Last week, Wired journalist, Matt Honan detailed how his digital life was wiped out in an hour by hackers. In horrifying detail, Honan writes about how he was systematically locked out of his iPhone, iPad, MacBook, as well as his Google account and it dawned on him that something was “seriously wrong”.
Honan had made a few common mistakes that we all make like not backing up, and using the same prefix for his Apple, Amazon, and Gmail accounts making them easy to guess. He says his biggest mistake was using the Find My Mac service which allowed the hacker to remotely access his Mac.
One other key mistake Honan made, was not having a Private Registration service on his domain name. He writes:
“So how did he [the hacker] get this vital information? He began with the easy one. He got the billing address by doing a whois search on my personal web domain.”
The hacker gained access to Honan’s Apple and Amazon accounts by quoting his billing address to their customer service operators who used this as part of their authentication process. Having this information was a major factor in enabling the hack to progress.

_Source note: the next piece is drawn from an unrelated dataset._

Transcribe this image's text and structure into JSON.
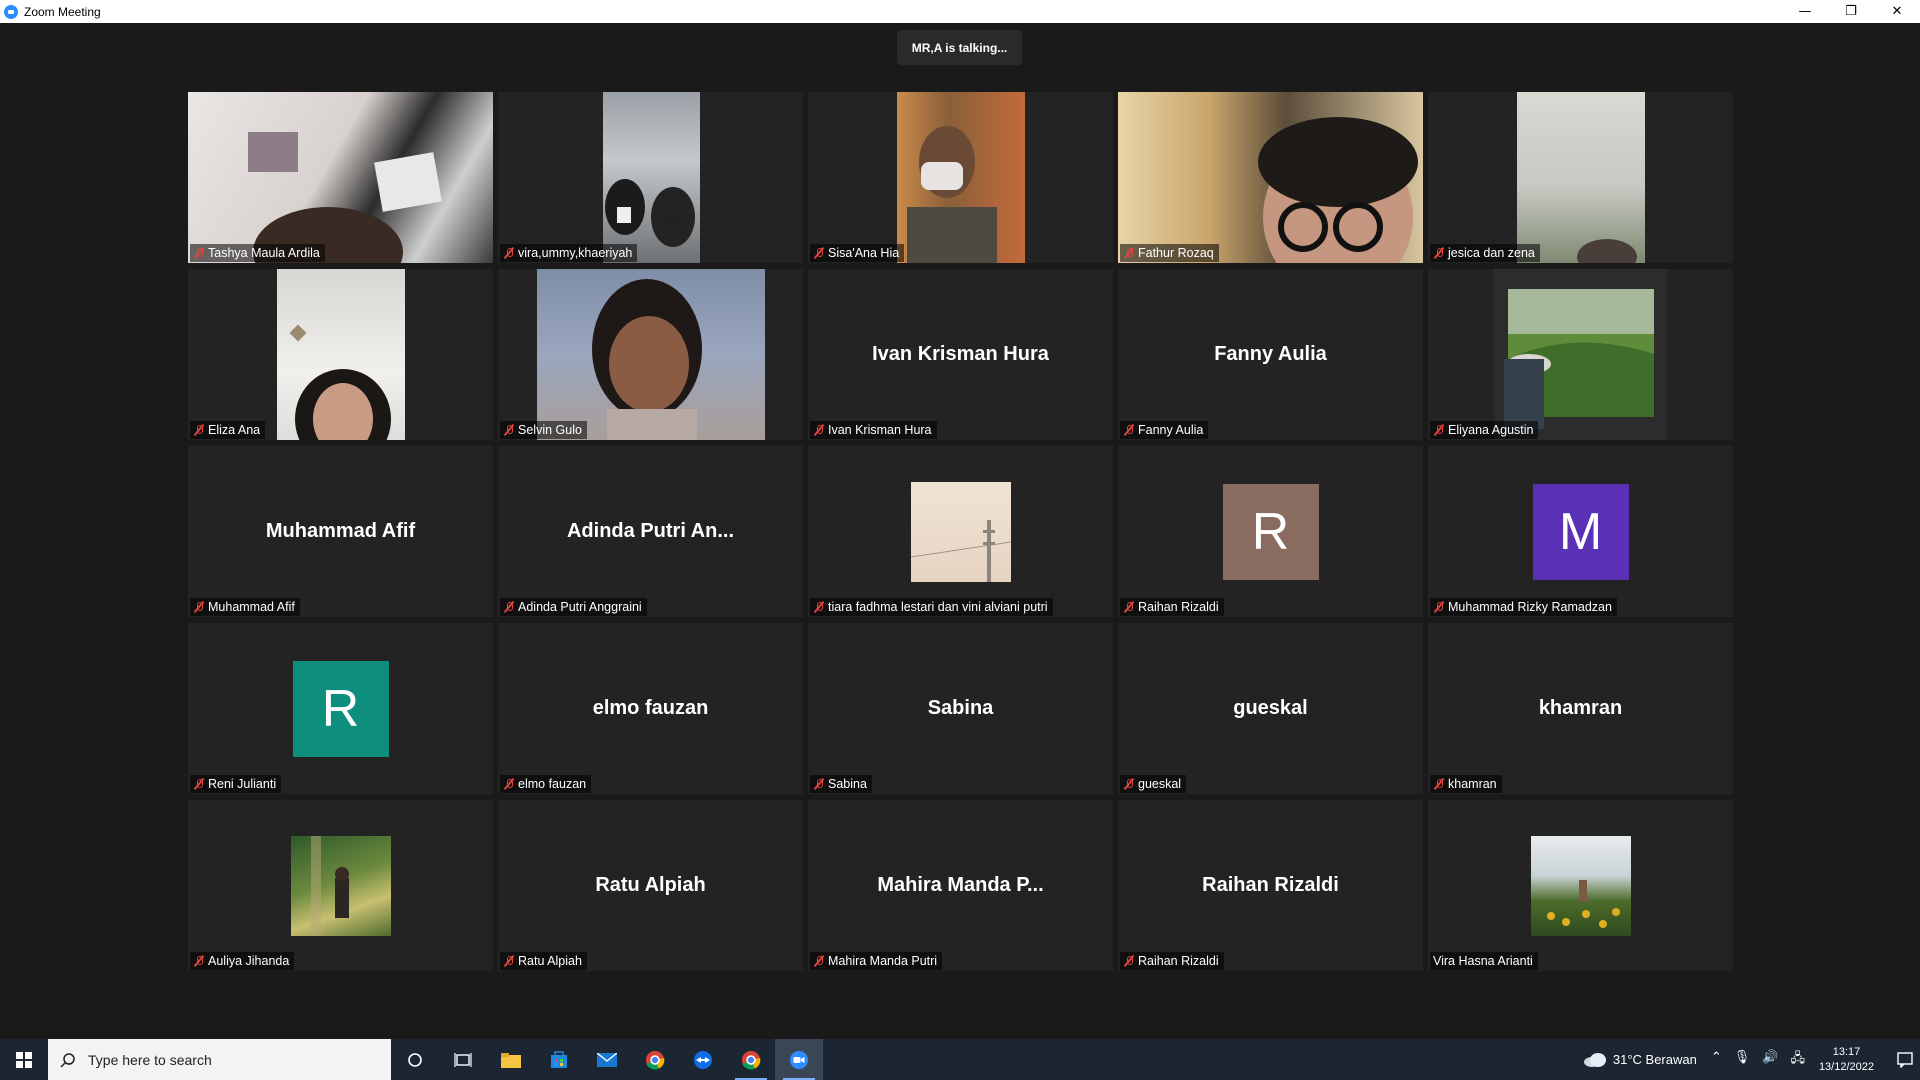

Had Private Registration been enabled for Honan’s domain name, the billing address would have been harder, although not impossible, to find.
So what is Private Registration?
Domain name registries like com, net, and org require the contact details associated with a domain name to be published in a publicly accessible database called a Whois database. Whois originated in the 1980′s as a protocol for looking up information associated with domain names and IP addresses. A Whois lookup returns registration information for a domain name including the contact information of the registrant.
Private registration masks the details that are published, whilst still maintaining the correct information as mandated by the domain name registries. This means that when someone looks up a domain name, they don’t see personal contact information that can be used for nefarious purposes, they see generic information. Instead of seeing where you live, someone looking up your domain name will see:
As Cloud services become more ubiquitous, consumers and cloud services providers need to make security a top priority. The seamless elegance offered by a lot of services can result in an apathy about security and privacy, which as Matt Honan sadly learnt can have dire consequences.